Directions for this task
All lines in the material with the string "Étape" should be listed.

Working data
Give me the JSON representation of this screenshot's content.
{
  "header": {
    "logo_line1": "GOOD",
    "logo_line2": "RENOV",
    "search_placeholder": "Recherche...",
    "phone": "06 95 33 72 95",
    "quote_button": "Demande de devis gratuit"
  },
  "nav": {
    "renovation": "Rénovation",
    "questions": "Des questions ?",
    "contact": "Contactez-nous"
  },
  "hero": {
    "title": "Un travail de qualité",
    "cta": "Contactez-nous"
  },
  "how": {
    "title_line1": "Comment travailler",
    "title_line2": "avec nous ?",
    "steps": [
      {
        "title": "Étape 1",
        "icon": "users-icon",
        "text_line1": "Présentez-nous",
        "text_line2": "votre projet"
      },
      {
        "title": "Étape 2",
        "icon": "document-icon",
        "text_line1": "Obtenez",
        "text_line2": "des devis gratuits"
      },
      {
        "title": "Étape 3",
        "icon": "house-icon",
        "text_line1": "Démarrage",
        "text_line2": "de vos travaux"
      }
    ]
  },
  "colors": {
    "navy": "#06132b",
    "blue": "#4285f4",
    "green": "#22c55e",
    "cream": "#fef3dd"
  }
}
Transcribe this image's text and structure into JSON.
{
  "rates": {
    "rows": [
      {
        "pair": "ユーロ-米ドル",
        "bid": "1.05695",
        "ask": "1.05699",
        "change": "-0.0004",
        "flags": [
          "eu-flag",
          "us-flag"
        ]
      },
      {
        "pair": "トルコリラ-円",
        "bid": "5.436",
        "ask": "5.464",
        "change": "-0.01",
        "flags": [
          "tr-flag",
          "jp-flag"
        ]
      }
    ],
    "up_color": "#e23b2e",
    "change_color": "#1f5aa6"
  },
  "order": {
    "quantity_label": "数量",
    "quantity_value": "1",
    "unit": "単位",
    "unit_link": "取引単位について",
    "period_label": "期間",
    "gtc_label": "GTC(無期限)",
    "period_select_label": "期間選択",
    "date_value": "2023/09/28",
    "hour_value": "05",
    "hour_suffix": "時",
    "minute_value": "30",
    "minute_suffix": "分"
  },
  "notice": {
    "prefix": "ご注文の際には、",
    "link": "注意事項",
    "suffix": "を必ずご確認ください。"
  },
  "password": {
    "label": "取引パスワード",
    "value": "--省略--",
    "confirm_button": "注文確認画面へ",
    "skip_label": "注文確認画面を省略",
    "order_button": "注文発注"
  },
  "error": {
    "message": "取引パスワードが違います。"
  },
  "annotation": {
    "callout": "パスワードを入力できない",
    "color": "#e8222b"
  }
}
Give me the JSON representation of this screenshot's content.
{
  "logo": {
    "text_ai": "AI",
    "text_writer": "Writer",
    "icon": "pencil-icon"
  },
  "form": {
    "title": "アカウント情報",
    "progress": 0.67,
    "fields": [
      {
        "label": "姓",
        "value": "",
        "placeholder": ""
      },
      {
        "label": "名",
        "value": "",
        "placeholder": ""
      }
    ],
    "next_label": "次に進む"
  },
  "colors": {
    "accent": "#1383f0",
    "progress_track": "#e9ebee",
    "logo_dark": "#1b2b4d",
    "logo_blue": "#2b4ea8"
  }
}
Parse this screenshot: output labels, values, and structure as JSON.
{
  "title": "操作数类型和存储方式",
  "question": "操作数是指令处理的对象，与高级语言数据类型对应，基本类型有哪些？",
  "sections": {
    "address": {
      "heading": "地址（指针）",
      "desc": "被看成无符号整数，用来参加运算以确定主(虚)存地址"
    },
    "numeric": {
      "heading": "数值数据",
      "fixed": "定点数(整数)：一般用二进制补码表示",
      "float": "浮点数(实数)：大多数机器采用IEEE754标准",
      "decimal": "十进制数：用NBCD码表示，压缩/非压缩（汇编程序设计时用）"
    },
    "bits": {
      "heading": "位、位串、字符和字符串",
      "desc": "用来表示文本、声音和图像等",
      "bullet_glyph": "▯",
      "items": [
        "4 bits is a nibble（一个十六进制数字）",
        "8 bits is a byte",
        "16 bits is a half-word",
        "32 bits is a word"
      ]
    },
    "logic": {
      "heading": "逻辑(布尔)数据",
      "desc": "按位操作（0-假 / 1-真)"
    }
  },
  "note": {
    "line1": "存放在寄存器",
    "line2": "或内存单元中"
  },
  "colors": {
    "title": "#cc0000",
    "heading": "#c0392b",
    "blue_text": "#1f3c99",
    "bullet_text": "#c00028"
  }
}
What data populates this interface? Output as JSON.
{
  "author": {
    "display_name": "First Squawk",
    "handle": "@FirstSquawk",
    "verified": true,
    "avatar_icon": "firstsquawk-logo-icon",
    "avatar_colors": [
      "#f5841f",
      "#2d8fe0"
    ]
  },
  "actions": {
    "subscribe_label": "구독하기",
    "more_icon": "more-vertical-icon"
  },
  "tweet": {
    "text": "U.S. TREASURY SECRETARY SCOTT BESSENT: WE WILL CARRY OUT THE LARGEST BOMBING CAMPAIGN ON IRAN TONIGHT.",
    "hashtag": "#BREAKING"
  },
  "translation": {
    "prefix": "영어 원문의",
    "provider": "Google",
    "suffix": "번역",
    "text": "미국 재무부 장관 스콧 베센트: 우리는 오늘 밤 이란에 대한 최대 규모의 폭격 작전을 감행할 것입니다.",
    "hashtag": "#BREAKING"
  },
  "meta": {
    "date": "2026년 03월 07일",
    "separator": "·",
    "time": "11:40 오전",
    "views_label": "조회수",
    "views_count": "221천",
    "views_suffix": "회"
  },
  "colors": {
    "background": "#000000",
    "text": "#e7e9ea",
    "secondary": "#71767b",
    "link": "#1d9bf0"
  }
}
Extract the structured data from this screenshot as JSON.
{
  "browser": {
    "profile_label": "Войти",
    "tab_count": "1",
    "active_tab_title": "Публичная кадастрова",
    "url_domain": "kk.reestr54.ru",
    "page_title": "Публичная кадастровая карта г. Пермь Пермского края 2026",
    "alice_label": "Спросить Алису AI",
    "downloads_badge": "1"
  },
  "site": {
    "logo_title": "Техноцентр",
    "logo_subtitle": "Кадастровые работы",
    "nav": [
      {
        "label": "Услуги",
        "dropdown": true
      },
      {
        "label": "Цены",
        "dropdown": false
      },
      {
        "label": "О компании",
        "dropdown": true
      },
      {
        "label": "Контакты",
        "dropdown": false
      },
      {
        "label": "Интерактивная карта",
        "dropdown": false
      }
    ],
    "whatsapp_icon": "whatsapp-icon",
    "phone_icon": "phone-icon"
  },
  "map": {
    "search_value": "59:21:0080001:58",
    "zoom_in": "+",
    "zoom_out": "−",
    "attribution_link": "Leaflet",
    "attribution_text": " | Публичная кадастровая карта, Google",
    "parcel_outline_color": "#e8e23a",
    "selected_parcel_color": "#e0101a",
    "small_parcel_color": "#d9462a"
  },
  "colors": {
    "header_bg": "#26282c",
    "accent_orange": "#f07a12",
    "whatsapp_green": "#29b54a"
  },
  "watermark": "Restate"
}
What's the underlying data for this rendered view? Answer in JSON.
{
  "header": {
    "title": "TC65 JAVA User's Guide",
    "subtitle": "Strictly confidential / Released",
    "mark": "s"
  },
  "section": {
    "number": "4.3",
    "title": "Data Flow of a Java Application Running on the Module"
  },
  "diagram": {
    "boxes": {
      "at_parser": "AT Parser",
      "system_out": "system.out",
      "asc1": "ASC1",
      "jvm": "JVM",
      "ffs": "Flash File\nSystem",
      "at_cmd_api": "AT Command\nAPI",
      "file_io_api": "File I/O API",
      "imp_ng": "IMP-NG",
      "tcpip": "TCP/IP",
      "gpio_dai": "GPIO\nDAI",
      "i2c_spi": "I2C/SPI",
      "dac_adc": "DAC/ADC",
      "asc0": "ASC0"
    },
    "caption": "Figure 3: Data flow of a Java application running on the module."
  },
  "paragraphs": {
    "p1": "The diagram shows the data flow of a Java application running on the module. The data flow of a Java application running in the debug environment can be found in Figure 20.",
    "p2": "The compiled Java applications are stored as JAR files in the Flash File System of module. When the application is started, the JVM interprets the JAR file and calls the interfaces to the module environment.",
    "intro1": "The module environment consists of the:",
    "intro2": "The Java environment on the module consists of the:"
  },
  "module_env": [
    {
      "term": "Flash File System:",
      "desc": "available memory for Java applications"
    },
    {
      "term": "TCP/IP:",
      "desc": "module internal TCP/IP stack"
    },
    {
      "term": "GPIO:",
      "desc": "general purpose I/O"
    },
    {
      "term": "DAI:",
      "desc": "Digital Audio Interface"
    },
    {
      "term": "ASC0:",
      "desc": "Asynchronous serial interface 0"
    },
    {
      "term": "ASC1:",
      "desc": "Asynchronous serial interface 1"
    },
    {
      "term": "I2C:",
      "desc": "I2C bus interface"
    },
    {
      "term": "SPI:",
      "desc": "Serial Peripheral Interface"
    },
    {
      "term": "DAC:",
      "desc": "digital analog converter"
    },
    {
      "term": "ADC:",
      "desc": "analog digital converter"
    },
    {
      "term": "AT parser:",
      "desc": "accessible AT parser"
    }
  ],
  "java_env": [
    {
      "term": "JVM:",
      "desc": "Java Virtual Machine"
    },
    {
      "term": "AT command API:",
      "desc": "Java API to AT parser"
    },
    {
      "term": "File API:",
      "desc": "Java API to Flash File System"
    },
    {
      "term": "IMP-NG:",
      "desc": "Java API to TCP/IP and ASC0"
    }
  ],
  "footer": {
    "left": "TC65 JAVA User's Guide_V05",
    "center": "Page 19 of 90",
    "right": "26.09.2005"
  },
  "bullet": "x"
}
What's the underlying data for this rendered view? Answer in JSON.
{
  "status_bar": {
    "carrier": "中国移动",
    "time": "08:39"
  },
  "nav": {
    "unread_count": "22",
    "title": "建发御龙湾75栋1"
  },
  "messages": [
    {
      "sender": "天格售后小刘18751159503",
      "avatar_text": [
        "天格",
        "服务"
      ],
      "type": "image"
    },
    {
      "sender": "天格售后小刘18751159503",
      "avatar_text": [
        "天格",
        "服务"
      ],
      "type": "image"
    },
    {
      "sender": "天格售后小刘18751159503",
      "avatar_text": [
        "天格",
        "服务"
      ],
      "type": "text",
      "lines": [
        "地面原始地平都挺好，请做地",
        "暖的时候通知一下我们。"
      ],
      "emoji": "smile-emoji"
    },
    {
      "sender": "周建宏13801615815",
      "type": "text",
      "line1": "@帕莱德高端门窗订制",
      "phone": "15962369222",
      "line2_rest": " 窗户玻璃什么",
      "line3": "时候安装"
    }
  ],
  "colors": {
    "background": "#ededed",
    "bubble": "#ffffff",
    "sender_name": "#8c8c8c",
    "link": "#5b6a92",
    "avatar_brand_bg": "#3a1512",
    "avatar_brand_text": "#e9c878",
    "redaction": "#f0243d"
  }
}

Solution below
        "title": "Étape 1",
        "title": "Étape 2",
        "title": "Étape 3",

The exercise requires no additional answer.